Read through the lines below for the string "next" and copy each one that has it.

**Collected data entries**:
-- -- --

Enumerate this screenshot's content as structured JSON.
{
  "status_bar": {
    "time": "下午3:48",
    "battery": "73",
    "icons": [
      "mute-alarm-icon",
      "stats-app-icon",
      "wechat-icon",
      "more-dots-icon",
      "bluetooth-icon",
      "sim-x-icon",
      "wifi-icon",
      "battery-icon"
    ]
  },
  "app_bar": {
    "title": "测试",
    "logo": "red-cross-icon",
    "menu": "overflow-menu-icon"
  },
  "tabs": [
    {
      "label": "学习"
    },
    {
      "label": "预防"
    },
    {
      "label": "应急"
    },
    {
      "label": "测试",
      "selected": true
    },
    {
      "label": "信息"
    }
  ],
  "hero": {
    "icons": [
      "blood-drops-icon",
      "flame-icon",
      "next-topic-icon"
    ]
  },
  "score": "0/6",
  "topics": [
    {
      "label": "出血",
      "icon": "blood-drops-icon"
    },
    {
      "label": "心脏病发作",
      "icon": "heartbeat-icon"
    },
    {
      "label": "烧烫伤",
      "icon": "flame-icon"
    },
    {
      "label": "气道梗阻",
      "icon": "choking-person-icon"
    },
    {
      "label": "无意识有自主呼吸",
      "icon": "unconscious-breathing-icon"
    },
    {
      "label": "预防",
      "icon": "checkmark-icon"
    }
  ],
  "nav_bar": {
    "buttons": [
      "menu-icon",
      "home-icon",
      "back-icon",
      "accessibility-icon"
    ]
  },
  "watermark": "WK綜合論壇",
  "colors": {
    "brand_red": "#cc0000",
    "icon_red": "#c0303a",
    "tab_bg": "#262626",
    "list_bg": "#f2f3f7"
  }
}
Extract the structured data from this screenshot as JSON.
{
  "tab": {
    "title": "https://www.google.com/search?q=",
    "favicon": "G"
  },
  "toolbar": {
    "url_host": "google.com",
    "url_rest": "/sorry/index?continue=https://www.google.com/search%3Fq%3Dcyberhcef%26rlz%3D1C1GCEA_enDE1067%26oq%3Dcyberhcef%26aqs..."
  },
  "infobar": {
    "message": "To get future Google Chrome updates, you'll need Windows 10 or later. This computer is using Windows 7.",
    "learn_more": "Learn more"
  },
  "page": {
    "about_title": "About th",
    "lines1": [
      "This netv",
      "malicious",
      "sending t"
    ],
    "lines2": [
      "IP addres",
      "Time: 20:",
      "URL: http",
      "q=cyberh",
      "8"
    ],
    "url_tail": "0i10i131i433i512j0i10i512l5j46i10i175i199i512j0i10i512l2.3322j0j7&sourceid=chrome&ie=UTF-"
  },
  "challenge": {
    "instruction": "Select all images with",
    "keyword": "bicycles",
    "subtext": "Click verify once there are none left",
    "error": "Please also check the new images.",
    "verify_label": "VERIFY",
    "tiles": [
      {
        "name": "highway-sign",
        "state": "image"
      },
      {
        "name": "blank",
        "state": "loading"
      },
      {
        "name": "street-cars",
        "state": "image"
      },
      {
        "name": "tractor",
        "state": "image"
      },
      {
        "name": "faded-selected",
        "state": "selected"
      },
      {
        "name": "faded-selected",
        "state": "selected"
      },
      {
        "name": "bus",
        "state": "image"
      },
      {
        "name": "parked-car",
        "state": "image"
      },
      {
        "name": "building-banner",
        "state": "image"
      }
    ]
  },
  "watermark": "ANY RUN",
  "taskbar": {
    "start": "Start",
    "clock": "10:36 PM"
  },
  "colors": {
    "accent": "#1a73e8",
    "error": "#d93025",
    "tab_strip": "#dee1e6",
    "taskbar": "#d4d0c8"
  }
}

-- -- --

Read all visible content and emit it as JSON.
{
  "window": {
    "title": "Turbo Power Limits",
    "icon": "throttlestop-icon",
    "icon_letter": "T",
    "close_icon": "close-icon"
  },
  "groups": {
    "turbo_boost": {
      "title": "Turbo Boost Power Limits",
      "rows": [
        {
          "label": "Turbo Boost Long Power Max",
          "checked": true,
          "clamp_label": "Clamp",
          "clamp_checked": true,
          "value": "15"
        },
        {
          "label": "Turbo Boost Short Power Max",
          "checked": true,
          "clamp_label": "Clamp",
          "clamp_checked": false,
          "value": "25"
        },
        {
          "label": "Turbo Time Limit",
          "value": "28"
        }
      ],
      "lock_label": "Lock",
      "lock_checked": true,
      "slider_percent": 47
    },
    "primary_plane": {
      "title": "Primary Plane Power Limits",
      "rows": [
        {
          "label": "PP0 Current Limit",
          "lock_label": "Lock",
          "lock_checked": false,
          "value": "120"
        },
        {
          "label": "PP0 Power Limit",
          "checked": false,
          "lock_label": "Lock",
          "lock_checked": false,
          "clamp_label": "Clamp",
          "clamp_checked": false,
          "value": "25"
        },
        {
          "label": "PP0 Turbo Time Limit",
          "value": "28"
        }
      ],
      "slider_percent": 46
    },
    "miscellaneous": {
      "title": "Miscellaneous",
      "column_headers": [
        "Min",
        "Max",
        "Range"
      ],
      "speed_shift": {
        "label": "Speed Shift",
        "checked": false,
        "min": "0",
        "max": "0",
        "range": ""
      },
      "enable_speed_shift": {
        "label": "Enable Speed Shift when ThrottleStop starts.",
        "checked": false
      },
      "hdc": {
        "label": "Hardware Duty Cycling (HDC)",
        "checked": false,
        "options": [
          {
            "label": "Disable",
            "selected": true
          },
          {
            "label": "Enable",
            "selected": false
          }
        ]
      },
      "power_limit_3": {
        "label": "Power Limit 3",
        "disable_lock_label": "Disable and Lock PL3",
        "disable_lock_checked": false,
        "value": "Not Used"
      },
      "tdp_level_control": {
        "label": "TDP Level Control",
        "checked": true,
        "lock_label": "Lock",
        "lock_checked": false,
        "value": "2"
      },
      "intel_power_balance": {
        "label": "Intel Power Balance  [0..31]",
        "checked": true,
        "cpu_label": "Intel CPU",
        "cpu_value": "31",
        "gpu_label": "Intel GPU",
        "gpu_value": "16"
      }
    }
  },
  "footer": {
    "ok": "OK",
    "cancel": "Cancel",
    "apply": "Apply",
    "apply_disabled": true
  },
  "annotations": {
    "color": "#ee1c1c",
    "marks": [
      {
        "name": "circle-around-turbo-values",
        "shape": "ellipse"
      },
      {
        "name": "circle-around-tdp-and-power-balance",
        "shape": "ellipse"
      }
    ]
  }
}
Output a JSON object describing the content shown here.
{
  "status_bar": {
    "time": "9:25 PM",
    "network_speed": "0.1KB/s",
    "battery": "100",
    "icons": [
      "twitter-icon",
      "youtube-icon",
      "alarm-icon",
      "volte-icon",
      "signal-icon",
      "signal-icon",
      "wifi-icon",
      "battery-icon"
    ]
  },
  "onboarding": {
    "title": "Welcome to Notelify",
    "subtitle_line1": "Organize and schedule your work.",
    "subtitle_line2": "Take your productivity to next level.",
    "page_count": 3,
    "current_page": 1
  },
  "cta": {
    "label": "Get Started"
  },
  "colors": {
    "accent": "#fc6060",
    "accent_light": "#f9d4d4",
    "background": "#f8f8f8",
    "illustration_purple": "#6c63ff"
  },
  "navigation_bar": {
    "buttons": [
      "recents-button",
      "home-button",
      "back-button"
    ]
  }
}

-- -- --

**ANSWER AREA**:
      "next-topic-icon"
    "subtitle_line2": "Take your productivity to next level.",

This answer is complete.